Once Moondog’s ritualistic partying and habits is disrupted after Moondog gets a call from Minni to return to Miami for their daughter Heather’s (Stefanie LaVie Owen) wedding that is quickly approaching. Moondog gets on his small row boat with a engine and coasts from the Keys back to Miami. We are introduced to Mimi, a beautiful housewife, and we see their marriage is very sensual and affectionate. Even though both are unfaithful to one another, they still respect and love each other. During the night of the wedding, Minnie and Moondog take a late night drive out together, only for Minnie to die in a horrific car accident. It is revealed in Minnie’s will that Moondog must finish his next set of poems to claim his other half of the will, something Moondog acknowledges he must do. Korine sets Moondog on a journey of artistic inspiration and self-discovery where we get interludes of an episodic structure of bizarre encounters of characters that plays out like a little Felliniesque road movie between the Keys and Miami.
The characters are misfists and degenerates in the Korine fashion, but what makes Korine such a genius is he able to turn the absurdist characters that would be caricatures in lesser films, here Korine brings great affection and adoration for his misfits. With an atmosphere of sunsets, and color pallets of neon purples, blues, and greens of Moondog living in his own gleeful world of euphoria. Often in movies the choices and habits of doing drugs, drinking alcohol, and partying is viewed as being self-destructive that reaches a level of decline and collapse, here the lifestyle is shown as an artist using these lifestyles as a higher up for his own moral compass that Woody Allen brilliantly philosophized about in “Bullets Over Broadway”. And Moondog’s encounters and re-counters reassure Moondog that many people are also living the life of the non-aggression principle of living the life they want that isn’t harming others. This includes his close friend, Lingerie, played by Snoop Dogg just playing himself. A successful rapper that just spends days on his boat with beautiful naked women where he boozes and smokes it up with Jimmy Buffet playing himself.

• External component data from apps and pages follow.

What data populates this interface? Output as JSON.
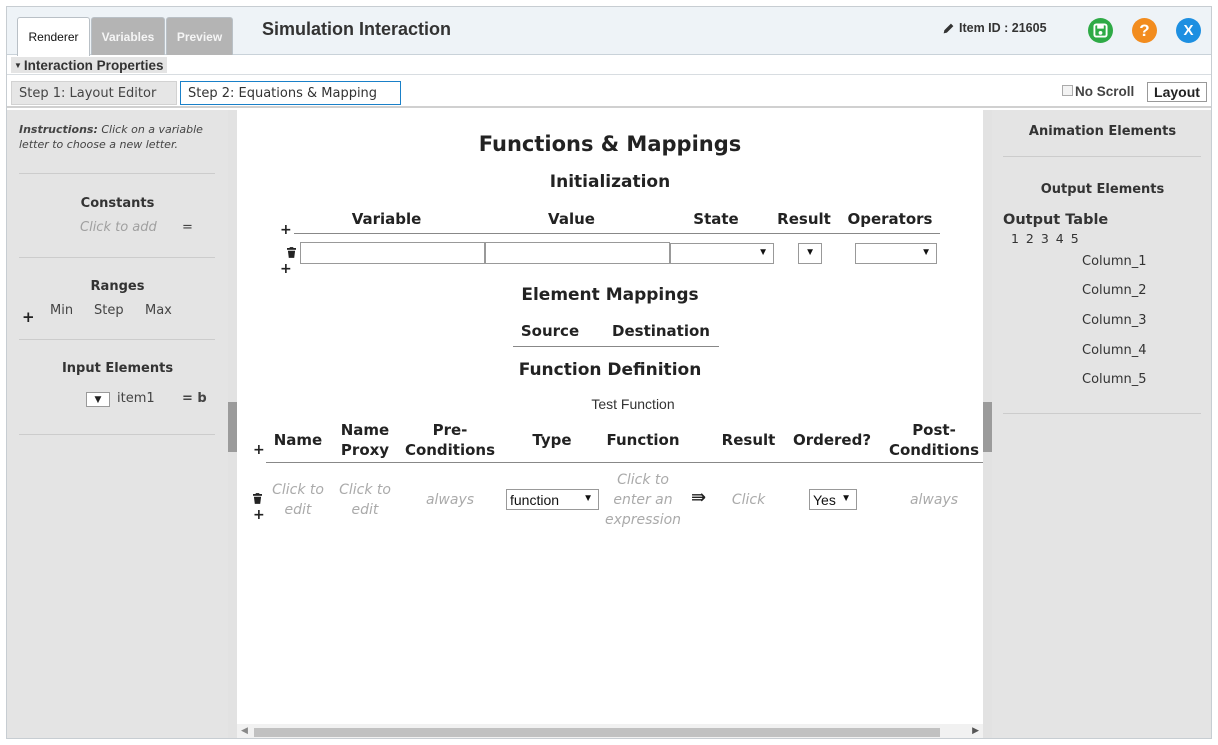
{
  "header": {
    "tabs": [
      "Renderer",
      "Variables",
      "Preview"
    ],
    "title": "Simulation Interaction",
    "item_id": "Item ID : 21605",
    "buttons": {
      "save_icon": "save-icon",
      "help_label": "?",
      "close_label": "X"
    },
    "colors": {
      "save": "#2eaa46",
      "help": "#f28c1e",
      "close": "#1d8fe1"
    }
  },
  "interaction_properties": {
    "label": "Interaction Properties"
  },
  "steps": {
    "step1": "Step 1: Layout Editor",
    "step2": "Step 2: Equations & Mapping",
    "no_scroll": "No Scroll",
    "layout": "Layout"
  },
  "left_panel": {
    "instructions_bold": "Instructions:",
    "instructions_text": "Click on a variable letter to choose a new letter.",
    "constants": {
      "title": "Constants",
      "placeholder": "Click to add",
      "equals": "="
    },
    "ranges": {
      "title": "Ranges",
      "plus": "+",
      "min": "Min",
      "step": "Step",
      "max": "Max"
    },
    "input_elements": {
      "title": "Input Elements",
      "select_arrow": "▼",
      "item": "item1",
      "assignment": "= b"
    }
  },
  "center": {
    "title": "Functions & Mappings",
    "initialization": {
      "title": "Initialization",
      "plus": "+",
      "columns": [
        "Variable",
        "Value",
        "State",
        "Result",
        "Operators"
      ]
    },
    "element_mappings": {
      "title": "Element Mappings",
      "columns": [
        "Source",
        "Destination"
      ]
    },
    "function_definition": {
      "title": "Function Definition",
      "test_function": "Test Function",
      "columns": {
        "name": "Name",
        "name_proxy_1": "Name",
        "name_proxy_2": "Proxy",
        "pre_1": "Pre-",
        "pre_2": "Conditions",
        "type": "Type",
        "function": "Function",
        "result": "Result",
        "ordered": "Ordered?",
        "post_1": "Post-",
        "post_2": "Conditions"
      },
      "row": {
        "name_1": "Click to",
        "name_2": "edit",
        "proxy_1": "Click to",
        "proxy_2": "edit",
        "pre": "always",
        "type_value": "function",
        "fn_1": "Click to",
        "fn_2": "enter an",
        "fn_3": "expression",
        "arrow": "⇛",
        "result": "Click",
        "ordered_value": "Yes",
        "post": "always"
      }
    }
  },
  "right_panel": {
    "animation_elements": "Animation Elements",
    "output_elements": "Output Elements",
    "output_table": {
      "title": "Output Table",
      "numbers": "1 2 3 4 5",
      "columns": [
        "Column_1",
        "Column_2",
        "Column_3",
        "Column_4",
        "Column_5"
      ]
    }
  }
}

Along the journey Moondog means Flicker (Zac Efron), an energetic and hyper son of a preacher man who carries on doing reprehensible things because Christ already died for our sins, and he meets Captain Wack (Martin Lawrence), a dolphin tour guide with a decayed boat that lives the life he wants of fishing, boating, and sharing cocaine with his addicted parrot. These characters form and help motivate Moondog into writing his next big work. Their friendships with these farcical characters bring great sincerity and reassurance on Moondog’s own philosophy, that the point of life is to have fun, and enjoy life at all costs.
Overall Harmony Korines 6th feature film plays out like a kinder companion piece to “Spring Breakers”, and the film holds the same lighthearted touches that were found in the wonderful “Mister Lonely”. Despite some overdone pot humor that the “Half Baked”, “Harold and Kumar” and “Super Troopers” crowd are going to just lap up, “The Beach Bum” is a highly amusing and sensory film that invokes a small spiritual uplift of what it means to live and be alive. And this is Korine’s point, to achieve artistry, satisfaction, or happiness, one must explore and meander on until the fulfillment comes to them. This is Korine’s less cynical film of his career, and also his most sincere.